Newtonian philosophy

the philosophy of Sir Isaac Newton; - applied to the doctrine of the universe as expounded in Newton's "Principia," to the modern or experimental philosophy (as opposed to the theories of Descartes and others), and, most frequently, to the mathematical theory of universal gravitation.

See also: Newtonian

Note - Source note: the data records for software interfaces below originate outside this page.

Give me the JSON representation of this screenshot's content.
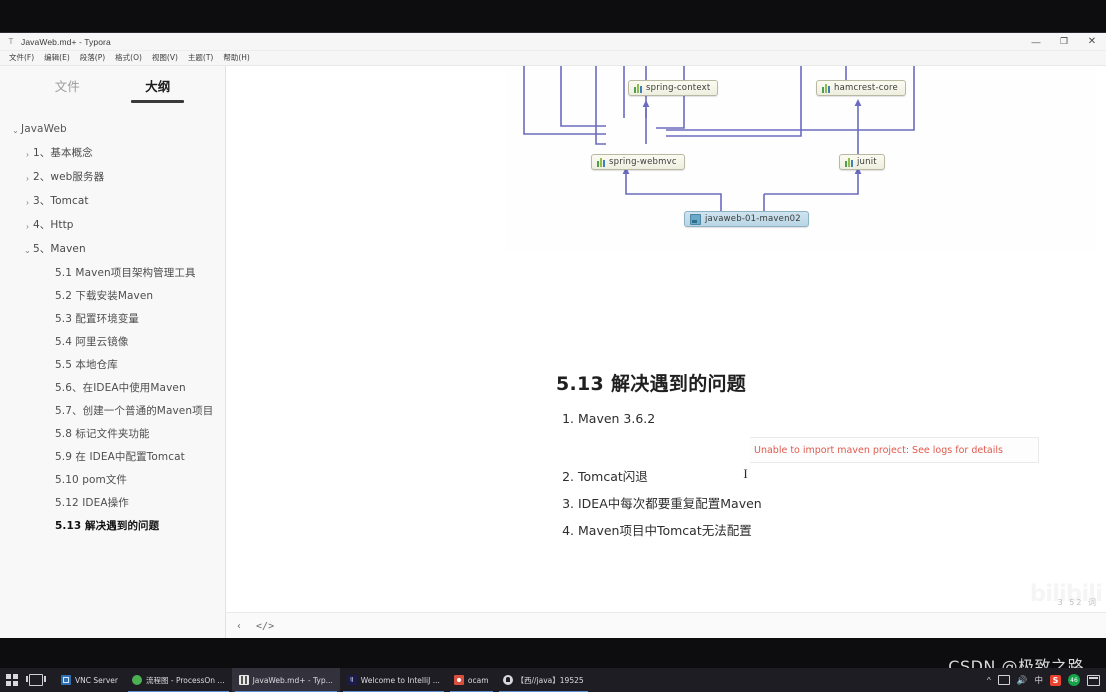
{
  "window": {
    "title": "JavaWeb.md+ - Typora",
    "app_icon": "typora-icon",
    "controls": {
      "minimize": "—",
      "restore": "❐",
      "close": "✕"
    }
  },
  "menu": {
    "items": [
      {
        "label": "文件(F)",
        "name": "menu-file"
      },
      {
        "label": "编辑(E)",
        "name": "menu-edit"
      },
      {
        "label": "段落(P)",
        "name": "menu-paragraph"
      },
      {
        "label": "格式(O)",
        "name": "menu-format"
      },
      {
        "label": "视图(V)",
        "name": "menu-view"
      },
      {
        "label": "主题(T)",
        "name": "menu-theme"
      },
      {
        "label": "帮助(H)",
        "name": "menu-help"
      }
    ]
  },
  "sidebar": {
    "tabs": [
      {
        "label": "文件",
        "active": false
      },
      {
        "label": "大纲",
        "active": true
      }
    ],
    "outline": [
      {
        "label": "JavaWeb",
        "level": 0,
        "arrow": "v",
        "selected": false
      },
      {
        "label": "1、基本概念",
        "level": 1,
        "arrow": ">",
        "selected": false
      },
      {
        "label": "2、web服务器",
        "level": 1,
        "arrow": ">",
        "selected": false
      },
      {
        "label": "3、Tomcat",
        "level": 1,
        "arrow": ">",
        "selected": false
      },
      {
        "label": "4、Http",
        "level": 1,
        "arrow": ">",
        "selected": false
      },
      {
        "label": "5、Maven",
        "level": 1,
        "arrow": "v",
        "selected": false
      },
      {
        "label": "5.1 Maven项目架构管理工具",
        "level": 2,
        "arrow": "",
        "selected": false
      },
      {
        "label": "5.2 下载安装Maven",
        "level": 2,
        "arrow": "",
        "selected": false
      },
      {
        "label": "5.3 配置环境变量",
        "level": 2,
        "arrow": "",
        "selected": false
      },
      {
        "label": "5.4 阿里云镜像",
        "level": 2,
        "arrow": "",
        "selected": false
      },
      {
        "label": "5.5 本地仓库",
        "level": 2,
        "arrow": "",
        "selected": false
      },
      {
        "label": "5.6、在IDEA中使用Maven",
        "level": 2,
        "arrow": "",
        "selected": false
      },
      {
        "label": "5.7、创建一个普通的Maven项目",
        "level": 2,
        "arrow": "",
        "selected": false
      },
      {
        "label": "5.8 标记文件夹功能",
        "level": 2,
        "arrow": "",
        "selected": false
      },
      {
        "label": "5.9 在 IDEA中配置Tomcat",
        "level": 2,
        "arrow": "",
        "selected": false
      },
      {
        "label": "5.10 pom文件",
        "level": 2,
        "arrow": "",
        "selected": false
      },
      {
        "label": "5.12 IDEA操作",
        "level": 2,
        "arrow": "",
        "selected": false
      },
      {
        "label": "5.13 解决遇到的问题",
        "level": 2,
        "arrow": "",
        "selected": true
      }
    ]
  },
  "document": {
    "heading": "5.13 解决遇到的问题",
    "list": [
      "Maven 3.6.2",
      "Tomcat闪退",
      "IDEA中每次都要重复配置Maven",
      "Maven项目中Tomcat无法配置"
    ],
    "error_note": "Unable to import maven project: See logs for details",
    "diagram": {
      "nodes": [
        {
          "label": "spring-context",
          "kind": "jar"
        },
        {
          "label": "hamcrest-core",
          "kind": "jar"
        },
        {
          "label": "spring-webmvc",
          "kind": "jar"
        },
        {
          "label": "junit",
          "kind": "jar"
        },
        {
          "label": "javaweb-01-maven02",
          "kind": "project"
        }
      ],
      "edge_color": "#6b6bbf"
    },
    "watermark_bilibili": "bilibili",
    "word_count": "3 52 词"
  },
  "statusbar": {
    "collapse_icon": "‹",
    "source_icon": "</>"
  },
  "taskbar": {
    "start": "start-icon",
    "task_view": "task-view-icon",
    "items": [
      {
        "label": "VNC Server",
        "icon": "vnc",
        "active": false,
        "underline": false
      },
      {
        "label": "流程图 - ProcessOn ...",
        "icon": "pon",
        "active": false,
        "underline": true
      },
      {
        "label": "JavaWeb.md+ - Typ...",
        "icon": "typ",
        "active": true,
        "underline": true
      },
      {
        "label": "Welcome to IntelliJ ...",
        "icon": "idea",
        "active": false,
        "underline": true
      },
      {
        "label": "ocam",
        "icon": "ocam",
        "active": false,
        "underline": true
      },
      {
        "label": "【西//java】19525",
        "icon": "chat",
        "active": false,
        "underline": true
      }
    ],
    "tray": [
      {
        "name": "chevron-up-icon",
        "glyph": "^"
      },
      {
        "name": "display-icon",
        "glyph": ""
      },
      {
        "name": "volume-icon",
        "glyph": "◀))"
      },
      {
        "name": "ime-icon",
        "glyph": "中"
      },
      {
        "name": "sogou-icon",
        "glyph": "S"
      },
      {
        "name": "green-badge-icon",
        "glyph": "46"
      },
      {
        "name": "monitor-icon",
        "glyph": ""
      }
    ]
  },
  "watermark": {
    "text": "CSDN @极致之路"
  }
}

Webster's Revised Unabridged Dictionary, published 1913 by G. & C. Merriam Co.
References in periodicals archive ?
It is this method that Smith finds at its most striking in Newton: "But of all the attempts of the Newtonian Philosophy, that which would appear to be the most above the reach of human reason and experience, is the attempt to compute the weights and densities of the Sun, and of the Several Planets.
A closer look at the pneumatological framework of Newtonian physics reveals that at the heart of the Newtonian philosophy of nature stands the possibility of a direct, divine activity in creation, that is, at the least, a causal relationship between God's existence and the activity of the cosmos through a vital spirit.
Desaguliers was an ardent advocate of Newtonian philosophy, and used it to disparage that of Descartes (1745, p.
(1) The Newtonian philosophy encouraged "Arianism." The odor of heresy hung about Newton and his associates.
Depew and Weber themselves make a convincing case that Herschel's 'law of higgledy-piggledy' dismissal of The Origin was driven by a Newtonian philosophy of science.
Rather, he says, "science in general and the Newtonian philosophy in particular served to provide acceptable metaphors for discussion or argument." But Americans are fortunate that the nation's Founders went to school on such metaphors.